== What is being asked ==
The lines you need are those holding the word "caption"; pull them from the material.

== Data listing ==
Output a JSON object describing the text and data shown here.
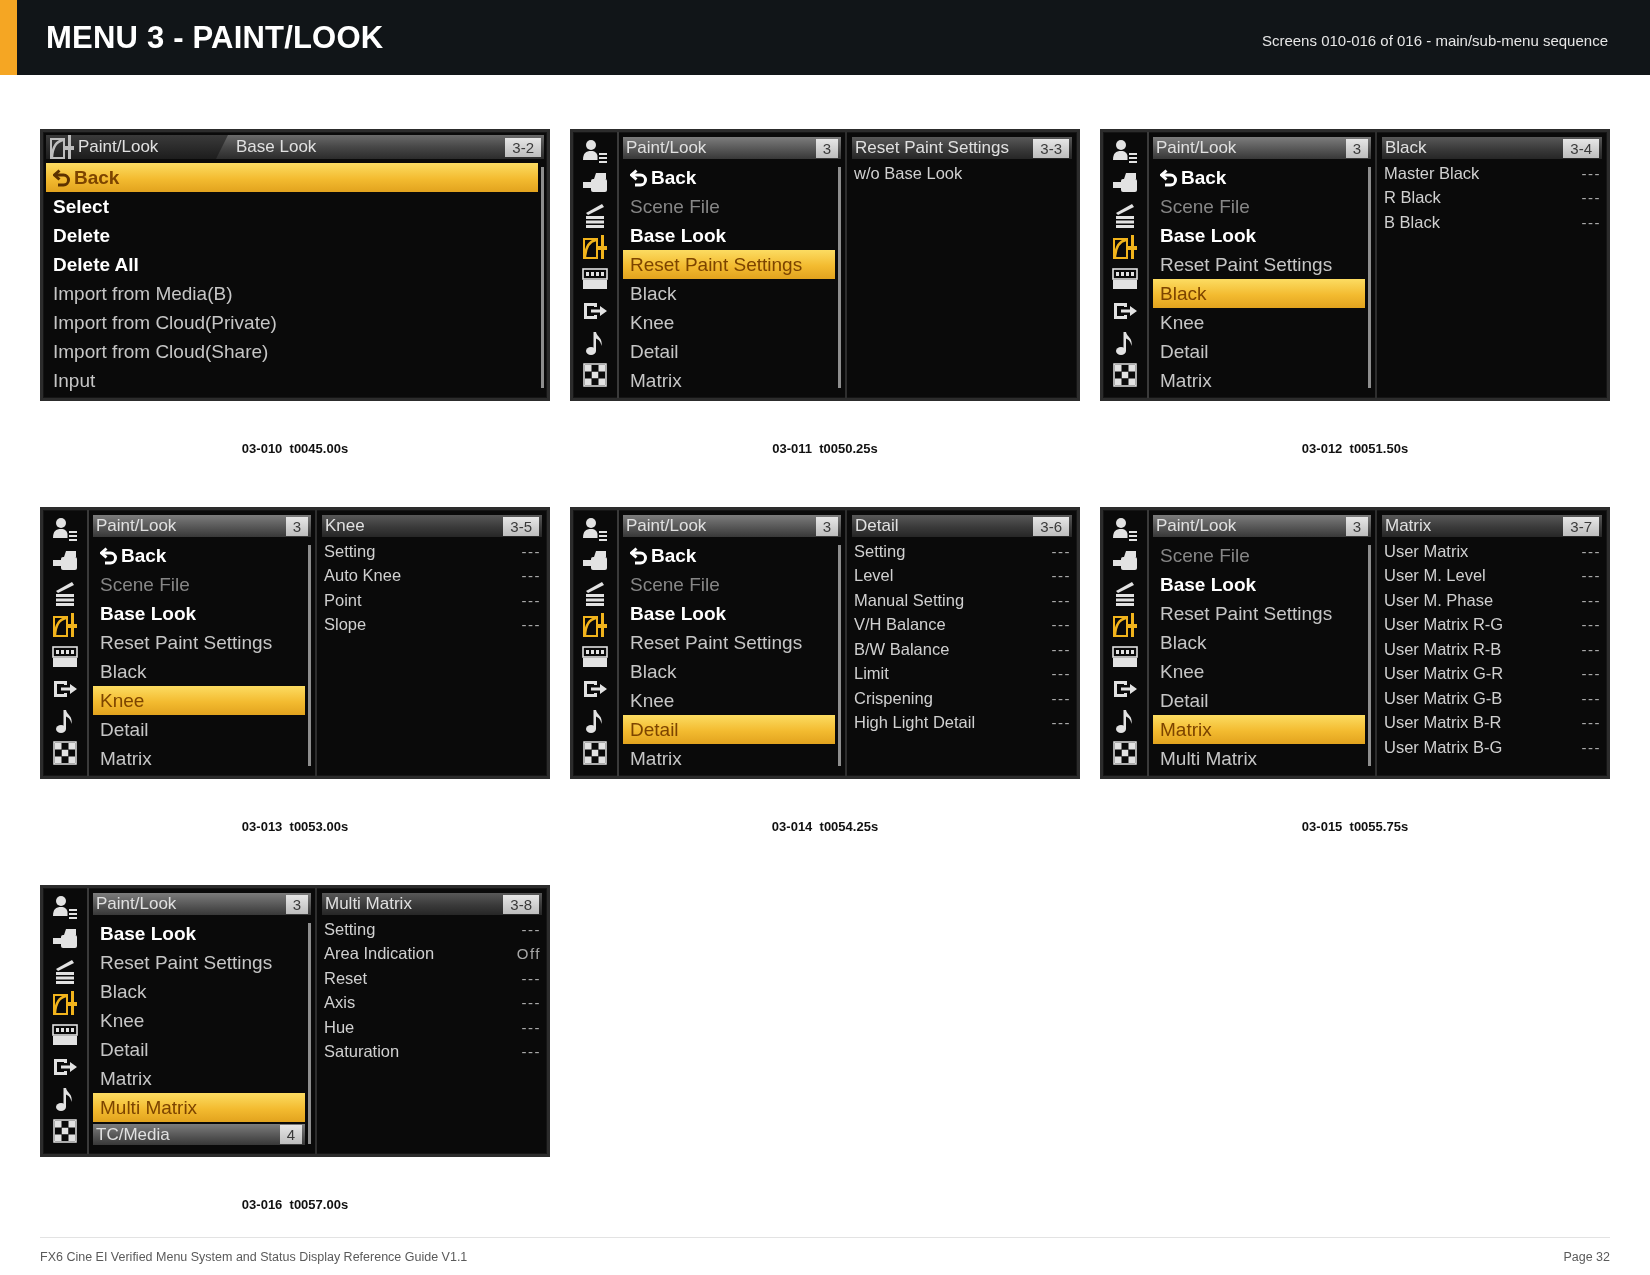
{
  "header": {
    "title": "MENU 3 - PAINT/LOOK",
    "subtitle": "Screens 010-016 of 016 - main/sub-menu sequence"
  },
  "screens": [
    {
      "kind": "single",
      "menu": {
        "section": "Paint/Look",
        "title": "Base Look",
        "number": "3-2",
        "items": [
          {
            "kind": "back",
            "label": "Back",
            "emphasized": true,
            "disabled": false,
            "selected": true
          },
          {
            "kind": "item",
            "label": "Select",
            "emphasized": true,
            "disabled": false,
            "selected": false
          },
          {
            "kind": "item",
            "label": "Delete",
            "emphasized": true,
            "disabled": false,
            "selected": false
          },
          {
            "kind": "item",
            "label": "Delete All",
            "emphasized": true,
            "disabled": false,
            "selected": false
          },
          {
            "kind": "item",
            "label": "Import from Media(B)",
            "emphasized": false,
            "disabled": false,
            "selected": false
          },
          {
            "kind": "item",
            "label": "Import from Cloud(Private)",
            "emphasized": false,
            "disabled": false,
            "selected": false
          },
          {
            "kind": "item",
            "label": "Import from Cloud(Share)",
            "emphasized": false,
            "disabled": false,
            "selected": false
          },
          {
            "kind": "item",
            "label": "Input",
            "emphasized": false,
            "disabled": false,
            "selected": false
          }
        ]
      },
      "caption": "03-010  t0045.00s"
    },
    {
      "kind": "split",
      "side_icons": [
        {
          "kind": "user",
          "selected": false
        },
        {
          "kind": "camera",
          "selected": false
        },
        {
          "kind": "clapper",
          "selected": false
        },
        {
          "kind": "paint",
          "selected": true
        },
        {
          "kind": "timecode",
          "selected": false
        },
        {
          "kind": "output",
          "selected": false
        },
        {
          "kind": "audio",
          "selected": false
        },
        {
          "kind": "grid",
          "selected": false
        }
      ],
      "menu": {
        "title": "Paint/Look",
        "number": "3",
        "items": [
          {
            "kind": "back",
            "label": "Back",
            "emphasized": true,
            "disabled": false,
            "selected": false
          },
          {
            "kind": "item",
            "label": "Scene File",
            "emphasized": false,
            "disabled": true,
            "selected": false
          },
          {
            "kind": "item",
            "label": "Base Look",
            "emphasized": true,
            "disabled": false,
            "selected": false
          },
          {
            "kind": "item",
            "label": "Reset Paint Settings",
            "emphasized": false,
            "disabled": false,
            "selected": true
          },
          {
            "kind": "item",
            "label": "Black",
            "emphasized": false,
            "disabled": false,
            "selected": false
          },
          {
            "kind": "item",
            "label": "Knee",
            "emphasized": false,
            "disabled": false,
            "selected": false
          },
          {
            "kind": "item",
            "label": "Detail",
            "emphasized": false,
            "disabled": false,
            "selected": false
          },
          {
            "kind": "item",
            "label": "Matrix",
            "emphasized": false,
            "disabled": false,
            "selected": false
          }
        ]
      },
      "submenu": {
        "title": "Reset Paint Settings",
        "number": "3-3",
        "items": [
          {
            "label": "w/o Base Look"
          }
        ]
      },
      "caption": "03-011  t0050.25s"
    },
    {
      "kind": "split",
      "side_icons": [
        {
          "kind": "user",
          "selected": false
        },
        {
          "kind": "camera",
          "selected": false
        },
        {
          "kind": "clapper",
          "selected": false
        },
        {
          "kind": "paint",
          "selected": true
        },
        {
          "kind": "timecode",
          "selected": false
        },
        {
          "kind": "output",
          "selected": false
        },
        {
          "kind": "audio",
          "selected": false
        },
        {
          "kind": "grid",
          "selected": false
        }
      ],
      "menu": {
        "title": "Paint/Look",
        "number": "3",
        "items": [
          {
            "kind": "back",
            "label": "Back",
            "emphasized": true,
            "disabled": false,
            "selected": false
          },
          {
            "kind": "item",
            "label": "Scene File",
            "emphasized": false,
            "disabled": true,
            "selected": false
          },
          {
            "kind": "item",
            "label": "Base Look",
            "emphasized": true,
            "disabled": false,
            "selected": false
          },
          {
            "kind": "item",
            "label": "Reset Paint Settings",
            "emphasized": false,
            "disabled": false,
            "selected": false
          },
          {
            "kind": "item",
            "label": "Black",
            "emphasized": false,
            "disabled": false,
            "selected": true
          },
          {
            "kind": "item",
            "label": "Knee",
            "emphasized": false,
            "disabled": false,
            "selected": false
          },
          {
            "kind": "item",
            "label": "Detail",
            "emphasized": false,
            "disabled": false,
            "selected": false
          },
          {
            "kind": "item",
            "label": "Matrix",
            "emphasized": false,
            "disabled": false,
            "selected": false
          }
        ]
      },
      "submenu": {
        "title": "Black",
        "number": "3-4",
        "items": [
          {
            "label": "Master Black",
            "value": "---"
          },
          {
            "label": "R Black",
            "value": "---"
          },
          {
            "label": "B Black",
            "value": "---"
          }
        ]
      },
      "caption": "03-012  t0051.50s"
    },
    {
      "kind": "split",
      "side_icons": [
        {
          "kind": "user",
          "selected": false
        },
        {
          "kind": "camera",
          "selected": false
        },
        {
          "kind": "clapper",
          "selected": false
        },
        {
          "kind": "paint",
          "selected": true
        },
        {
          "kind": "timecode",
          "selected": false
        },
        {
          "kind": "output",
          "selected": false
        },
        {
          "kind": "audio",
          "selected": false
        },
        {
          "kind": "grid",
          "selected": false
        }
      ],
      "menu": {
        "title": "Paint/Look",
        "number": "3",
        "items": [
          {
            "kind": "back",
            "label": "Back",
            "emphasized": true,
            "disabled": false,
            "selected": false
          },
          {
            "kind": "item",
            "label": "Scene File",
            "emphasized": false,
            "disabled": true,
            "selected": false
          },
          {
            "kind": "item",
            "label": "Base Look",
            "emphasized": true,
            "disabled": false,
            "selected": false
          },
          {
            "kind": "item",
            "label": "Reset Paint Settings",
            "emphasized": false,
            "disabled": false,
            "selected": false
          },
          {
            "kind": "item",
            "label": "Black",
            "emphasized": false,
            "disabled": false,
            "selected": false
          },
          {
            "kind": "item",
            "label": "Knee",
            "emphasized": false,
            "disabled": false,
            "selected": true
          },
          {
            "kind": "item",
            "label": "Detail",
            "emphasized": false,
            "disabled": false,
            "selected": false
          },
          {
            "kind": "item",
            "label": "Matrix",
            "emphasized": false,
            "disabled": false,
            "selected": false
          }
        ]
      },
      "submenu": {
        "title": "Knee",
        "number": "3-5",
        "items": [
          {
            "label": "Setting",
            "value": "---"
          },
          {
            "label": "Auto Knee",
            "value": "---"
          },
          {
            "label": "Point",
            "value": "---"
          },
          {
            "label": "Slope",
            "value": "---"
          }
        ]
      },
      "caption": "03-013  t0053.00s"
    },
    {
      "kind": "split",
      "side_icons": [
        {
          "kind": "user",
          "selected": false
        },
        {
          "kind": "camera",
          "selected": false
        },
        {
          "kind": "clapper",
          "selected": false
        },
        {
          "kind": "paint",
          "selected": true
        },
        {
          "kind": "timecode",
          "selected": false
        },
        {
          "kind": "output",
          "selected": false
        },
        {
          "kind": "audio",
          "selected": false
        },
        {
          "kind": "grid",
          "selected": false
        }
      ],
      "menu": {
        "title": "Paint/Look",
        "number": "3",
        "items": [
          {
            "kind": "back",
            "label": "Back",
            "emphasized": true,
            "disabled": false,
            "selected": false
          },
          {
            "kind": "item",
            "label": "Scene File",
            "emphasized": false,
            "disabled": true,
            "selected": false
          },
          {
            "kind": "item",
            "label": "Base Look",
            "emphasized": true,
            "disabled": false,
            "selected": false
          },
          {
            "kind": "item",
            "label": "Reset Paint Settings",
            "emphasized": false,
            "disabled": false,
            "selected": false
          },
          {
            "kind": "item",
            "label": "Black",
            "emphasized": false,
            "disabled": false,
            "selected": false
          },
          {
            "kind": "item",
            "label": "Knee",
            "emphasized": false,
            "disabled": false,
            "selected": false
          },
          {
            "kind": "item",
            "label": "Detail",
            "emphasized": false,
            "disabled": false,
            "selected": true
          },
          {
            "kind": "item",
            "label": "Matrix",
            "emphasized": false,
            "disabled": false,
            "selected": false
          }
        ]
      },
      "submenu": {
        "title": "Detail",
        "number": "3-6",
        "items": [
          {
            "label": "Setting",
            "value": "---"
          },
          {
            "label": "Level",
            "value": "---"
          },
          {
            "label": "Manual Setting",
            "value": "---"
          },
          {
            "label": "V/H Balance",
            "value": "---"
          },
          {
            "label": "B/W Balance",
            "value": "---"
          },
          {
            "label": "Limit",
            "value": "---"
          },
          {
            "label": "Crispening",
            "value": "---"
          },
          {
            "label": "High Light Detail",
            "value": "---"
          }
        ]
      },
      "caption": "03-014  t0054.25s"
    },
    {
      "kind": "split",
      "side_icons": [
        {
          "kind": "user",
          "selected": false
        },
        {
          "kind": "camera",
          "selected": false
        },
        {
          "kind": "clapper",
          "selected": false
        },
        {
          "kind": "paint",
          "selected": true
        },
        {
          "kind": "timecode",
          "selected": false
        },
        {
          "kind": "output",
          "selected": false
        },
        {
          "kind": "audio",
          "selected": false
        },
        {
          "kind": "grid",
          "selected": false
        }
      ],
      "menu": {
        "title": "Paint/Look",
        "number": "3",
        "items": [
          {
            "kind": "item",
            "label": "Scene File",
            "emphasized": false,
            "disabled": true,
            "selected": false
          },
          {
            "kind": "item",
            "label": "Base Look",
            "emphasized": true,
            "disabled": false,
            "selected": false
          },
          {
            "kind": "item",
            "label": "Reset Paint Settings",
            "emphasized": false,
            "disabled": false,
            "selected": false
          },
          {
            "kind": "item",
            "label": "Black",
            "emphasized": false,
            "disabled": false,
            "selected": false
          },
          {
            "kind": "item",
            "label": "Knee",
            "emphasized": false,
            "disabled": false,
            "selected": false
          },
          {
            "kind": "item",
            "label": "Detail",
            "emphasized": false,
            "disabled": false,
            "selected": false
          },
          {
            "kind": "item",
            "label": "Matrix",
            "emphasized": false,
            "disabled": false,
            "selected": true
          },
          {
            "kind": "item",
            "label": "Multi Matrix",
            "emphasized": false,
            "disabled": false,
            "selected": false
          }
        ]
      },
      "submenu": {
        "title": "Matrix",
        "number": "3-7",
        "items": [
          {
            "label": "User Matrix",
            "value": "---"
          },
          {
            "label": "User M. Level",
            "value": "---"
          },
          {
            "label": "User M. Phase",
            "value": "---"
          },
          {
            "label": "User Matrix R-G",
            "value": "---"
          },
          {
            "label": "User Matrix R-B",
            "value": "---"
          },
          {
            "label": "User Matrix G-R",
            "value": "---"
          },
          {
            "label": "User Matrix G-B",
            "value": "---"
          },
          {
            "label": "User Matrix B-R",
            "value": "---"
          },
          {
            "label": "User Matrix B-G",
            "value": "---"
          }
        ]
      },
      "caption": "03-015  t0055.75s"
    },
    {
      "kind": "split",
      "side_icons": [
        {
          "kind": "user",
          "selected": false
        },
        {
          "kind": "camera",
          "selected": false
        },
        {
          "kind": "clapper",
          "selected": false
        },
        {
          "kind": "paint",
          "selected": true
        },
        {
          "kind": "timecode",
          "selected": false
        },
        {
          "kind": "output",
          "selected": false
        },
        {
          "kind": "audio",
          "selected": false
        },
        {
          "kind": "grid",
          "selected": false
        }
      ],
      "menu": {
        "title": "Paint/Look",
        "number": "3",
        "items": [
          {
            "kind": "item",
            "label": "Base Look",
            "emphasized": true,
            "disabled": false,
            "selected": false
          },
          {
            "kind": "item",
            "label": "Reset Paint Settings",
            "emphasized": false,
            "disabled": false,
            "selected": false
          },
          {
            "kind": "item",
            "label": "Black",
            "emphasized": false,
            "disabled": false,
            "selected": false
          },
          {
            "kind": "item",
            "label": "Knee",
            "emphasized": false,
            "disabled": false,
            "selected": false
          },
          {
            "kind": "item",
            "label": "Detail",
            "emphasized": false,
            "disabled": false,
            "selected": false
          },
          {
            "kind": "item",
            "label": "Matrix",
            "emphasized": false,
            "disabled": false,
            "selected": false
          },
          {
            "kind": "item",
            "label": "Multi Matrix",
            "emphasized": false,
            "disabled": false,
            "selected": true
          }
        ],
        "next": {
          "title": "TC/Media",
          "number": "4"
        }
      },
      "submenu": {
        "title": "Multi Matrix",
        "number": "3-8",
        "items": [
          {
            "label": "Setting",
            "value": "---"
          },
          {
            "label": "Area Indication",
            "value": "Off"
          },
          {
            "label": "Reset",
            "value": "---"
          },
          {
            "label": "Axis",
            "value": "---"
          },
          {
            "label": "Hue",
            "value": "---"
          },
          {
            "label": "Saturation",
            "value": "---"
          }
        ]
      },
      "caption": "03-016  t0057.00s"
    }
  ],
  "footer": {
    "title": "FX6 Cine EI Verified Menu System and Status Display Reference Guide V1.1",
    "page": "Page 32"
  }
}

== Written solution ==
      "caption": "03-010  t0045.00s"
      "caption": "03-011  t0050.25s"
      "caption": "03-012  t0051.50s"
      "caption": "03-013  t0053.00s"
      "caption": "03-014  t0054.25s"
      "caption": "03-015  t0055.75s"
      "caption": "03-016  t0057.00s"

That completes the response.